Microgravity and ISS
Everything on Earth is subject to gravity (g). Most of the physical phenomena occurring on our planet are influenced by this force, as it pulls objects towards the centre of the Earth. Gravity determines nearly all physical, chemical and biological phenomena occurring on our planet. Our bodies have adapted to cope with gravity: the composition and shape of our skeleton, the position of our organs, etc.
The effect of gravity on an object can be completely cancelled out when it experiences “free fall”. This state is called weightlessness. The term “microgravity” refers to a state where weightlessness is not perfectly attained, due to small residual forces, such as air drag or solar pressure. Microgravity is expressed as a fraction of g, where g is the gravitational acceleration at Earth's surface, on average 9.81 m/s2.
Practically speaking, the best way of achieving microgravity is to place an object in orbit, such as the International Space Station. Objects in orbit are indeed theoretically subjected just to the gravitational force, thus experiencing free fall constantly.
The ISS offers a range of research facilities in a unique laboratory environment. Almost as soon as the International Space Station was habitable, researchers began using it to study the impact of microgravity and other space effects on many aspects of our daily lives. This unique platform continues to enable scientists from all over the world to put their talents to work on innovative experiments that could not be done anywhere else. ISS research advances the state of scientific knowledge in life and physical sciences - areas such as human health and telemedicine, biotechnology, advanced materials, chemo-physical processes, Earth observation, vaccine development, disaster relief and climate change monitoring. Education programmes driven by research inspire future scientists, engineers and space explorers.
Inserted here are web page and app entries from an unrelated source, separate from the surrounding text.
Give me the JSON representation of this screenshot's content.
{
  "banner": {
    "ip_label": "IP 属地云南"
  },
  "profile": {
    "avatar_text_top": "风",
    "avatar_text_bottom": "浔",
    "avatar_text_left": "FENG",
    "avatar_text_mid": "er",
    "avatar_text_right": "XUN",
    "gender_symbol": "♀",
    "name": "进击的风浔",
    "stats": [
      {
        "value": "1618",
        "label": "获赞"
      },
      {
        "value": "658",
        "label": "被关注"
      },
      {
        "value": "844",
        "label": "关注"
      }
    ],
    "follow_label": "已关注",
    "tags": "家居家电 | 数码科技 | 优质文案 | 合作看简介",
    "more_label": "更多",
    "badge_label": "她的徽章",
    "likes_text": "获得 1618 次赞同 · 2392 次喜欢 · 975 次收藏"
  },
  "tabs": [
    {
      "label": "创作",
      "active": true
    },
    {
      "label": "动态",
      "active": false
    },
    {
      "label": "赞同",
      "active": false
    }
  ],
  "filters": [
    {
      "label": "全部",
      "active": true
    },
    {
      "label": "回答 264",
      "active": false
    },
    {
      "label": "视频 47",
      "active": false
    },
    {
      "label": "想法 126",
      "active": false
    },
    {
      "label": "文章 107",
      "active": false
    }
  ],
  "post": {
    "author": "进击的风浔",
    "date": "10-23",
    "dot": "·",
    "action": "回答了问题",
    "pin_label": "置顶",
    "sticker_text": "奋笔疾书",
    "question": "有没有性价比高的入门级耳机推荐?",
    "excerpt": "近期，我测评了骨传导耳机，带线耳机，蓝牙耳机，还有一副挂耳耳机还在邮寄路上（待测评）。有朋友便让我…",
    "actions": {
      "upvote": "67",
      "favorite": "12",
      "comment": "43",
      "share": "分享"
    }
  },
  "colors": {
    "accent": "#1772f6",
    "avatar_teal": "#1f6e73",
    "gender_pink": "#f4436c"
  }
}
The benefits drive the legacy of the Space Station – its research strengthens economies. ISS research can be as complex as an experiment that occupies a complete rack (the largest item available to users to accommodate experiments within the pressurised volume of the Station) or utilises one or more of the external experiment accommodation sites. It could be as simple as access to data that has been collected on the Station by others who earlier performed on-board experiments. Although each space station partner has distinct agency goals for station research, each partner shares a unified goal to extend the resulting knowledge for the betterment of humanity.
Last update: 9 July 2018